> _Data listing_:

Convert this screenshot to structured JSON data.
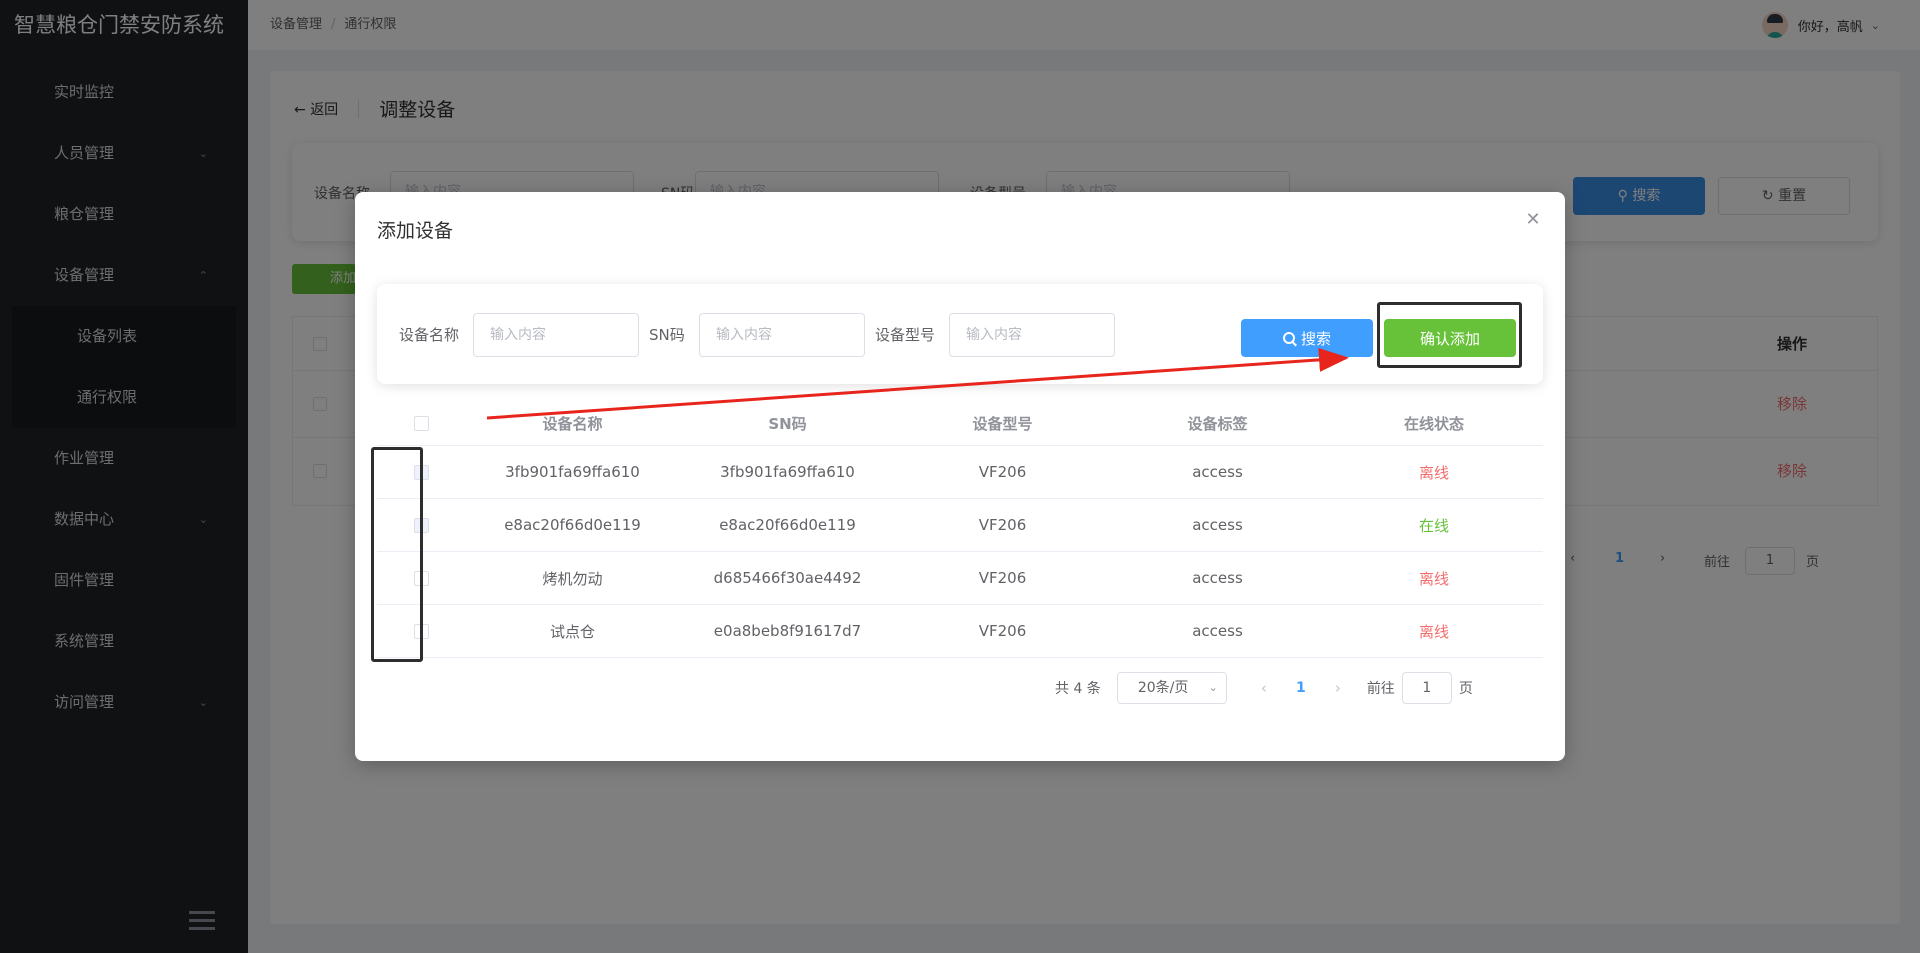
{
  "app": {
    "title": "智慧粮仓门禁安防系统"
  },
  "sidebar": {
    "items": [
      {
        "label": "实时监控"
      },
      {
        "label": "人员管理"
      },
      {
        "label": "粮仓管理"
      },
      {
        "label": "设备管理"
      }
    ],
    "sub_items": [
      {
        "label": "设备列表"
      },
      {
        "label": "通行权限"
      }
    ],
    "items_after": [
      {
        "label": "作业管理"
      },
      {
        "label": "数据中心"
      },
      {
        "label": "固件管理"
      },
      {
        "label": "系统管理"
      },
      {
        "label": "访问管理"
      }
    ]
  },
  "header": {
    "breadcrumb": [
      "设备管理",
      "通行权限"
    ],
    "greeting": "你好，高帆"
  },
  "page": {
    "back_label": "返回",
    "title": "调整设备",
    "filters": {
      "name_label": "设备名称",
      "sn_label": "SN码",
      "model_label": "设备型号",
      "placeholder": "输入内容"
    },
    "search_label": "搜索",
    "reset_label": "重置",
    "add_label": "添加",
    "table_op_header": "操作",
    "remove_label": "移除",
    "pager": {
      "current": "1",
      "goto_prefix": "前往",
      "goto_value": "1",
      "goto_suffix": "页"
    }
  },
  "dialog": {
    "title": "添加设备",
    "filters": {
      "name_label": "设备名称",
      "name_placeholder": "输入内容",
      "sn_label": "SN码",
      "sn_placeholder": "输入内容",
      "model_label": "设备型号",
      "model_placeholder": "输入内容"
    },
    "search_label": "搜索",
    "confirm_label": "确认添加",
    "table": {
      "headers": {
        "name": "设备名称",
        "sn": "SN码",
        "model": "设备型号",
        "tag": "设备标签",
        "status": "在线状态"
      },
      "rows": [
        {
          "name": "3fb901fa69ffa610",
          "sn": "3fb901fa69ffa610",
          "model": "VF206",
          "tag": "access",
          "status": "离线",
          "disabled": true
        },
        {
          "name": "e8ac20f66d0e119",
          "sn": "e8ac20f66d0e119",
          "model": "VF206",
          "tag": "access",
          "status": "在线",
          "disabled": true
        },
        {
          "name": "烤机勿动",
          "sn": "d685466f30ae4492",
          "model": "VF206",
          "tag": "access",
          "status": "离线",
          "disabled": false
        },
        {
          "name": "试点仓",
          "sn": "e0a8beb8f91617d7",
          "model": "VF206",
          "tag": "access",
          "status": "离线",
          "disabled": false
        }
      ]
    },
    "pager": {
      "total": "共 4 条",
      "page_size": "20条/页",
      "current": "1",
      "goto_prefix": "前往",
      "goto_value": "1",
      "goto_suffix": "页"
    }
  },
  "colors": {
    "primary": "#409eff",
    "success": "#67c23a",
    "danger": "#f56c6c",
    "sidebar_bg": "#1f2326",
    "annotation_arrow": "#e8251c"
  }
}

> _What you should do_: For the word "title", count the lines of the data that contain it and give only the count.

> _Written reply_: 3